:: Source data ::

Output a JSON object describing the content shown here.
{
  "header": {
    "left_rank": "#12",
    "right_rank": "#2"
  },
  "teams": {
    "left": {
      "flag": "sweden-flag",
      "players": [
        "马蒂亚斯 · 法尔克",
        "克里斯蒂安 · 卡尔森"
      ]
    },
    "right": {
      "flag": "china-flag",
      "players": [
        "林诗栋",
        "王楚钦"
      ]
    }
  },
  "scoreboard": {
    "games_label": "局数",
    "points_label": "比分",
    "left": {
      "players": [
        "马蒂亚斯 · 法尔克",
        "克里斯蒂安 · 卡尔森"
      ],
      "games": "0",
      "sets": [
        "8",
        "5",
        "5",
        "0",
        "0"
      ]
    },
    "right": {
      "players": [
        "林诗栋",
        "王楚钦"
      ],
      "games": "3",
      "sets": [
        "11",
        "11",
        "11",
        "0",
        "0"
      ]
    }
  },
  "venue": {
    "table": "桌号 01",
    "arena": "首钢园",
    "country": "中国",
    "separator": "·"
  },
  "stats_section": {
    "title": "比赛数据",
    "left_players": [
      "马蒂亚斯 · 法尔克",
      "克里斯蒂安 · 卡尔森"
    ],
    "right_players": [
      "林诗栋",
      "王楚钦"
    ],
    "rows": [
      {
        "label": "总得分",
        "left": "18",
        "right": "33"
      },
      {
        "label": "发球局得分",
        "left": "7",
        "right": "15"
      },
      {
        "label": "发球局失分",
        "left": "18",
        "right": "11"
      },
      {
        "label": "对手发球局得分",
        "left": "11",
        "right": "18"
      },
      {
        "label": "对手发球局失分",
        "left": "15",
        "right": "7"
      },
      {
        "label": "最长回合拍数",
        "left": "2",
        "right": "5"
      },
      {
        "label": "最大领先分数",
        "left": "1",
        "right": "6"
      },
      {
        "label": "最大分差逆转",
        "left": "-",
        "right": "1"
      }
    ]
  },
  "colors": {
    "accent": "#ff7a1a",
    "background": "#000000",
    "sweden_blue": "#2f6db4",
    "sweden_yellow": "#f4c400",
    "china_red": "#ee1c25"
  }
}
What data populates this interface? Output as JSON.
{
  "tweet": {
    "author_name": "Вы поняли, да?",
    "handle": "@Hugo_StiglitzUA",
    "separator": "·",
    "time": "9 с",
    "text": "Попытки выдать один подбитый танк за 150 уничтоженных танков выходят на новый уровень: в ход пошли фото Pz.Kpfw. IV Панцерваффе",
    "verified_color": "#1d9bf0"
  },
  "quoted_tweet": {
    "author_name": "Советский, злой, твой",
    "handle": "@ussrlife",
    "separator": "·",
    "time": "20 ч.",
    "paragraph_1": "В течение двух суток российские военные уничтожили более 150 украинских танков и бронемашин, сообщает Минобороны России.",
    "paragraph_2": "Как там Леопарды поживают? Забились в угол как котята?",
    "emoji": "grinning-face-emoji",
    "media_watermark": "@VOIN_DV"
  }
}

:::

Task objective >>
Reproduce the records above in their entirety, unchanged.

Exercise solution >>
Output a JSON object describing the content shown here.
{
  "header": {
    "left_rank": "#12",
    "right_rank": "#2"
  },
  "teams": {
    "left": {
      "flag": "sweden-flag",
      "players": [
        "马蒂亚斯 · 法尔克",
        "克里斯蒂安 · 卡尔森"
      ]
    },
    "right": {
      "flag": "china-flag",
      "players": [
        "林诗栋",
        "王楚钦"
      ]
    }
  },
  "scoreboard": {
    "games_label": "局数",
    "points_label": "比分",
    "left": {
      "players": [
        "马蒂亚斯 · 法尔克",
        "克里斯蒂安 · 卡尔森"
      ],
      "games": "0",
      "sets": [
        "8",
        "5",
        "5",
        "0",
        "0"
      ]
    },
    "right": {
      "players": [
        "林诗栋",
        "王楚钦"
      ],
      "games": "3",
      "sets": [
        "11",
        "11",
        "11",
        "0",
        "0"
      ]
    }
  },
  "venue": {
    "table": "桌号 01",
    "arena": "首钢园",
    "country": "中国",
    "separator": "·"
  },
  "stats_section": {
    "title": "比赛数据",
    "left_players": [
      "马蒂亚斯 · 法尔克",
      "克里斯蒂安 · 卡尔森"
    ],
    "right_players": [
      "林诗栋",
      "王楚钦"
    ],
    "rows": [
      {
        "label": "总得分",
        "left": "18",
        "right": "33"
      },
      {
        "label": "发球局得分",
        "left": "7",
        "right": "15"
      },
      {
        "label": "发球局失分",
        "left": "18",
        "right": "11"
      },
      {
        "label": "对手发球局得分",
        "left": "11",
        "right": "18"
      },
      {
        "label": "对手发球局失分",
        "left": "15",
        "right": "7"
      },
      {
        "label": "最长回合拍数",
        "left": "2",
        "right": "5"
      },
      {
        "label": "最大领先分数",
        "left": "1",
        "right": "6"
      },
      {
        "label": "最大分差逆转",
        "left": "-",
        "right": "1"
      }
    ]
  },
  "colors": {
    "accent": "#ff7a1a",
    "background": "#000000",
    "sweden_blue": "#2f6db4",
    "sweden_yellow": "#f4c400",
    "china_red": "#ee1c25"
  }
}
What data populates this interface? Output as JSON.
{
  "tweet": {
    "author_name": "Вы поняли, да?",
    "handle": "@Hugo_StiglitzUA",
    "separator": "·",
    "time": "9 с",
    "text": "Попытки выдать один подбитый танк за 150 уничтоженных танков выходят на новый уровень: в ход пошли фото Pz.Kpfw. IV Панцерваффе",
    "verified_color": "#1d9bf0"
  },
  "quoted_tweet": {
    "author_name": "Советский, злой, твой",
    "handle": "@ussrlife",
    "separator": "·",
    "time": "20 ч.",
    "paragraph_1": "В течение двух суток российские военные уничтожили более 150 украинских танков и бронемашин, сообщает Минобороны России.",
    "paragraph_2": "Как там Леопарды поживают? Забились в угол как котята?",
    "emoji": "grinning-face-emoji",
    "media_watermark": "@VOIN_DV"
  }
}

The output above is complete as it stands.